### [Input data]
——

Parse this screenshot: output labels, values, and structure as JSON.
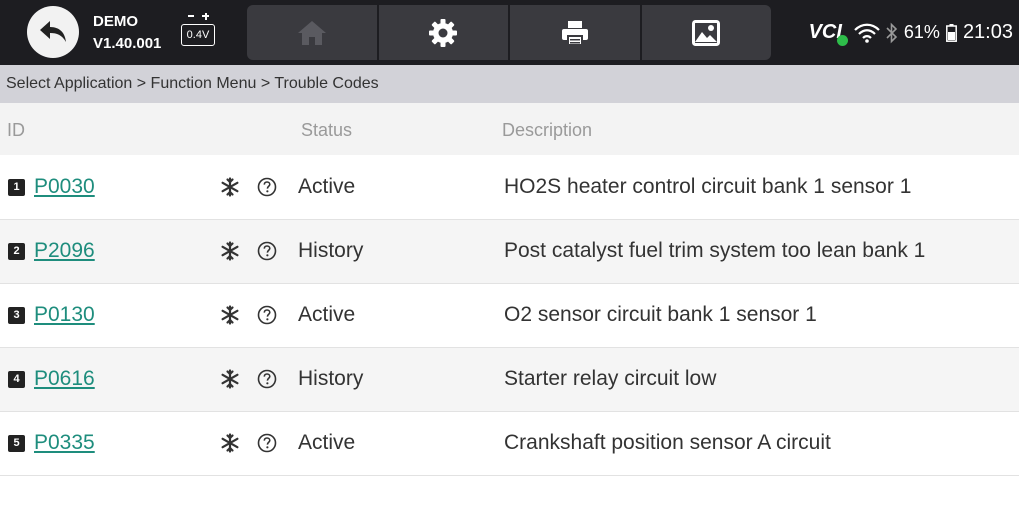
{
  "topbar": {
    "app_name": "DEMO",
    "version": "V1.40.001",
    "battery_voltage": "0.4V",
    "battery_percent": "61%",
    "time": "21:03",
    "vci_label": "VCI"
  },
  "toolbar": {
    "icons": [
      "home-icon",
      "gear-icon",
      "print-icon",
      "image-icon"
    ]
  },
  "breadcrumb": "Select Application > Function Menu > Trouble Codes",
  "table": {
    "headers": {
      "id": "ID",
      "status": "Status",
      "description": "Description"
    },
    "rows": [
      {
        "num": "1",
        "code": "P0030",
        "status": "Active",
        "description": "HO2S heater control circuit bank 1  sensor 1"
      },
      {
        "num": "2",
        "code": "P2096",
        "status": "History",
        "description": "Post catalyst fuel trim system too lean bank 1"
      },
      {
        "num": "3",
        "code": "P0130",
        "status": "Active",
        "description": "O2 sensor circuit bank 1 sensor 1"
      },
      {
        "num": "4",
        "code": "P0616",
        "status": "History",
        "description": "Starter relay circuit low"
      },
      {
        "num": "5",
        "code": "P0335",
        "status": "Active",
        "description": "Crankshaft position sensor A circuit"
      }
    ]
  },
  "colors": {
    "topbar_bg": "#1d1d21",
    "link": "#1e8d7d",
    "vci_ok": "#2ebd4a"
  }
}
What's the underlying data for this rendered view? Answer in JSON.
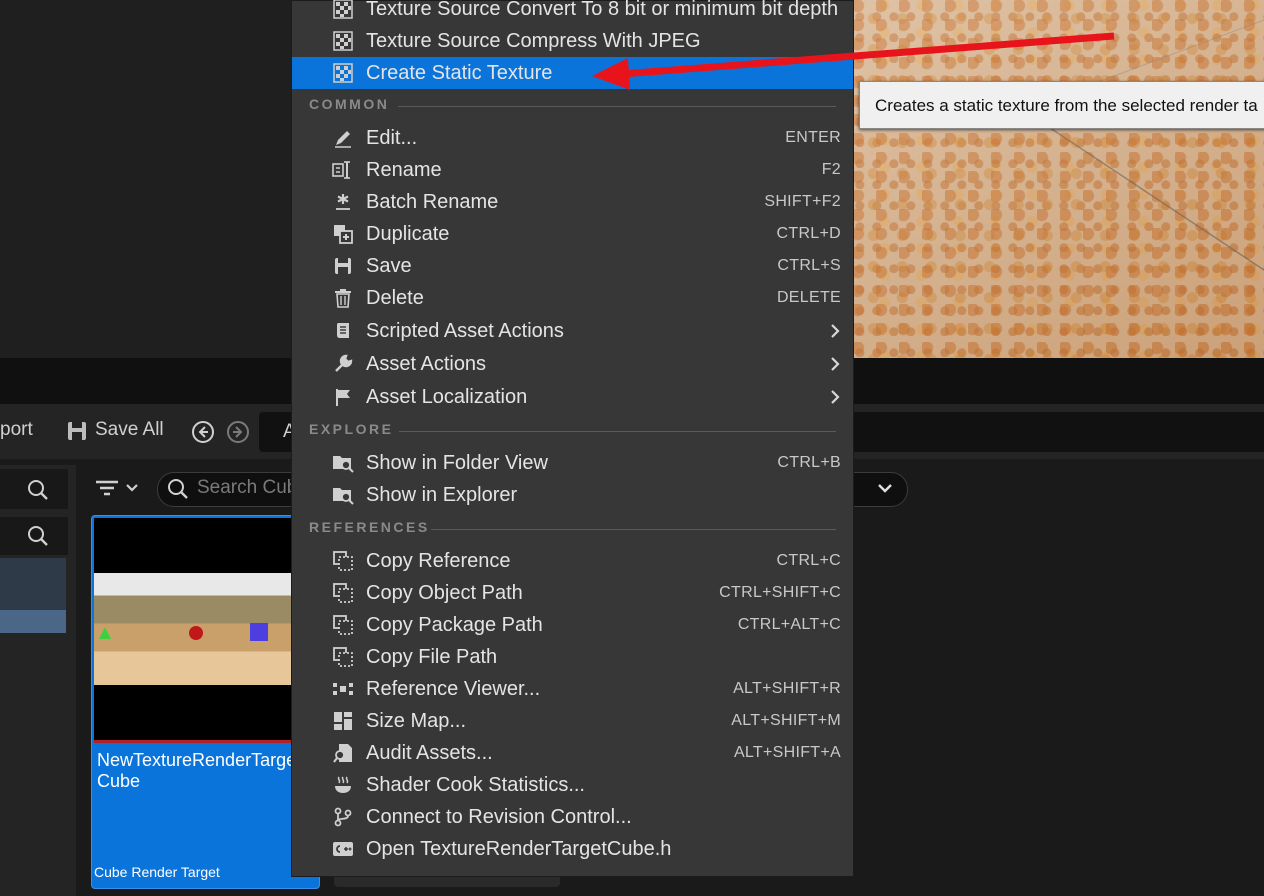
{
  "menu": {
    "top_items": [
      {
        "label": "Texture Source Convert To 8 bit or minimum bit depth",
        "icon": "checker-icon"
      },
      {
        "label": "Texture Source Compress With JPEG",
        "icon": "checker-icon"
      },
      {
        "label": "Create Static Texture",
        "icon": "checker-icon",
        "highlighted": true
      }
    ],
    "sections": {
      "common": "COMMON",
      "explore": "EXPLORE",
      "references": "REFERENCES"
    },
    "common_items": [
      {
        "label": "Edit...",
        "shortcut": "ENTER",
        "icon": "pencil-icon"
      },
      {
        "label": "Rename",
        "shortcut": "F2",
        "icon": "rename-icon"
      },
      {
        "label": "Batch Rename",
        "shortcut": "SHIFT+F2",
        "icon": "asterisk-icon"
      },
      {
        "label": "Duplicate",
        "shortcut": "CTRL+D",
        "icon": "duplicate-icon"
      },
      {
        "label": "Save",
        "shortcut": "CTRL+S",
        "icon": "save-icon"
      },
      {
        "label": "Delete",
        "shortcut": "DELETE",
        "icon": "trash-icon"
      },
      {
        "label": "Scripted Asset Actions",
        "submenu": ">",
        "icon": "script-icon"
      },
      {
        "label": "Asset Actions",
        "submenu": ">",
        "icon": "wrench-icon"
      },
      {
        "label": "Asset Localization",
        "submenu": ">",
        "icon": "flag-icon"
      }
    ],
    "explore_items": [
      {
        "label": "Show in Folder View",
        "shortcut": "CTRL+B",
        "icon": "folder-search-icon"
      },
      {
        "label": "Show in Explorer",
        "shortcut": "",
        "icon": "folder-search-icon"
      }
    ],
    "reference_items": [
      {
        "label": "Copy Reference",
        "shortcut": "CTRL+C",
        "icon": "copy-icon"
      },
      {
        "label": "Copy Object Path",
        "shortcut": "CTRL+SHIFT+C",
        "icon": "copy-icon"
      },
      {
        "label": "Copy Package Path",
        "shortcut": "CTRL+ALT+C",
        "icon": "copy-icon"
      },
      {
        "label": "Copy File Path",
        "shortcut": "",
        "icon": "copy-icon"
      },
      {
        "label": "Reference Viewer...",
        "shortcut": "ALT+SHIFT+R",
        "icon": "graph-icon"
      },
      {
        "label": "Size Map...",
        "shortcut": "ALT+SHIFT+M",
        "icon": "sizemap-icon"
      },
      {
        "label": "Audit Assets...",
        "shortcut": "ALT+SHIFT+A",
        "icon": "audit-icon"
      },
      {
        "label": "Shader Cook Statistics...",
        "shortcut": "",
        "icon": "steam-icon"
      },
      {
        "label": "Connect to Revision Control...",
        "shortcut": "",
        "icon": "branch-icon"
      },
      {
        "label": "Open TextureRenderTargetCube.h",
        "shortcut": "",
        "icon": "cpp-icon"
      }
    ]
  },
  "tooltip": {
    "text": "Creates a static texture from the selected render ta"
  },
  "toolbar": {
    "import_label": "port",
    "save_all_label": "Save All",
    "path_fragment": "A"
  },
  "search": {
    "placeholder": "Search Cub"
  },
  "asset": {
    "name": "NewTextureRenderTargetCube",
    "type": "Cube Render Target"
  },
  "colors": {
    "highlight": "#0b74db",
    "menu_bg": "#373737",
    "arrow": "#e8141c"
  }
}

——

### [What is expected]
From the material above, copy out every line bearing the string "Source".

### [Written answer]
        "label": "Texture Source Convert To 8 bit or minimum bit depth",
        "label": "Texture Source Compress With JPEG",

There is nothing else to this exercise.